I recently had a friend ask me the kind of question that makes me stop and think: How do I go about setting up a web server on my home Internet connection?
At first glance, doing this sort of thing now-a-days is actually pretty easy: find an old PC (or server), set up Linux (Ubuntu or CentOS are decent places to start) and install XAMMP, install WordPress / Gallery, configure the PC to be on your home router’s DMZ and then set up a domain name along with a dynamic DNS service such as DNS Dynamic. Easy, right?
Well it is, if you don’t care about things like security, being billed for extra Internet usage (from people visiting your home web server) and slower home Internet speeds due to people accessing your home web server. The first part of this blog will address some of the above concerns and we will get into the details of how to actually set this all up in a following post.
I will start with the requisite fine print: do not try this at home if you have any data on any of your home computers that you do not want to possibly be seen by a malicious individual. I don’t think I can say that enough. If you need to ask what the security concerns are, then I would recommend a lengthy discuss on the topic (perhaps another blog post!) with someone who is knowledgeable on the subject. Suffice to say I will assume for the purposes of this blog entry that you feel the risk is manageable.
Increased Internet Usage
While this may seem obvious, it is sometimes a good exercise to think about the ramifications on your Internet usage on hosting your own web server. While it may be easy to understand that your Internet usage increases with the amount of time you spend online, when other people start accessing your web server, your Internet usage will increase without you even being home! Internet usage is measured typically in two parts: the amount of data that you download from the Internet (examples of this are many, but typically are: accessing a web site, downloading a video, or listening to music) and the amount of data that you send to the Internet. The data that we send to the Internet is not typically very large; the average user (arrived at with a sample size of one, i.e. myself) downloads about 10 times the data that is sent to the Internet.
To help monitor this, we can use a number of tools to keep an eye on how much data is being sent from your web server to the Internet:
- BitMeter OS
- Webalizer (this comes with XAMMP for Linux so it might be a good place to start!)
- A simple command-line based solution: ifconfig
For any web site hosting that will generate a lot of traffic (and I will quantify this in a second), I would recommend that you do not go this route of hosting your own site but instead get a pre-packaged hosting solution (they are inexpensive, fairly reliable, and you will know when you need to jump to the next step of a virtual-private server or co-located server).
One thing to keep in mind is that as your web site generates more interest, you may see a sharp increase in your monthly Internet usage and this can translate into large bills from your Internet provider, so beware!
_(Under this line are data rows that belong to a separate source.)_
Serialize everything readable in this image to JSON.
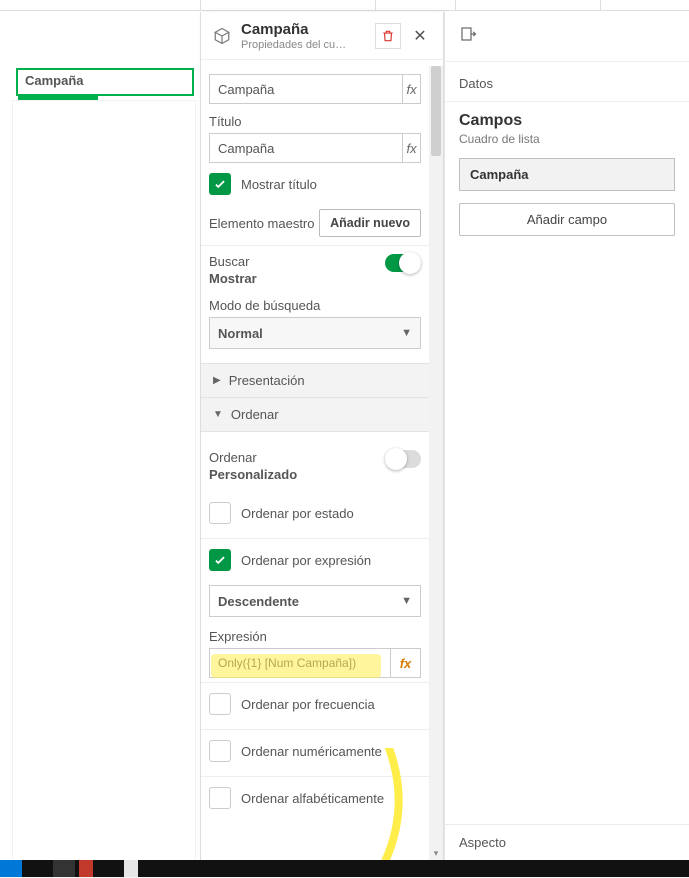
{
  "canvas": {
    "listbox_title": "Campaña"
  },
  "panel": {
    "title": "Campaña",
    "subtitle": "Propiedades del cu…",
    "field_input": "Campaña",
    "title_label": "Título",
    "title_input": "Campaña",
    "show_title_label": "Mostrar título",
    "master_label": "Elemento maestro",
    "add_new_btn": "Añadir nuevo",
    "search_label": "Buscar",
    "search_value": "Mostrar",
    "search_mode_label": "Modo de búsqueda",
    "search_mode_value": "Normal",
    "presentation_section": "Presentación",
    "sort_section": "Ordenar",
    "sort_label": "Ordenar",
    "sort_value": "Personalizado",
    "sort_by_state": "Ordenar por estado",
    "sort_by_expression": "Ordenar por expresión",
    "sort_direction": "Descendente",
    "expression_label": "Expresión",
    "expression_value": "Only({1} [Num Campaña])",
    "sort_by_frequency": "Ordenar por frecuencia",
    "sort_numeric": "Ordenar numéricamente",
    "sort_alpha": "Ordenar alfabéticamente"
  },
  "right": {
    "data_tab": "Datos",
    "fields_heading": "Campos",
    "fields_sub": "Cuadro de lista",
    "field_chip": "Campaña",
    "add_field_btn": "Añadir campo",
    "aspect_tab": "Aspecto"
  }
}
My Internets are Clogged!
The last thing to think about is the impact that all of this traffic will have on your home Internet usage. For example, if enough data is being sent out to the Internet from your web server, it can make browsing the web, sending/receiving email and playing games much much slower. There are solutions to this problem with the most popular one being throttling of web server traffic. This requires a router/firewall that supports Quality of Service (QoS). All QoS does is treat your home Internet usage as having a higher priority than the traffic from say, your web server. Of course, no matter what you do, the home Internet connection that you have will be the slowest link in the chain and so someone will notice a slowdown, either you or people that access your web server.
Enough with the warnings!
That’s enough about the warnings, let’s jump into getting this thing set up!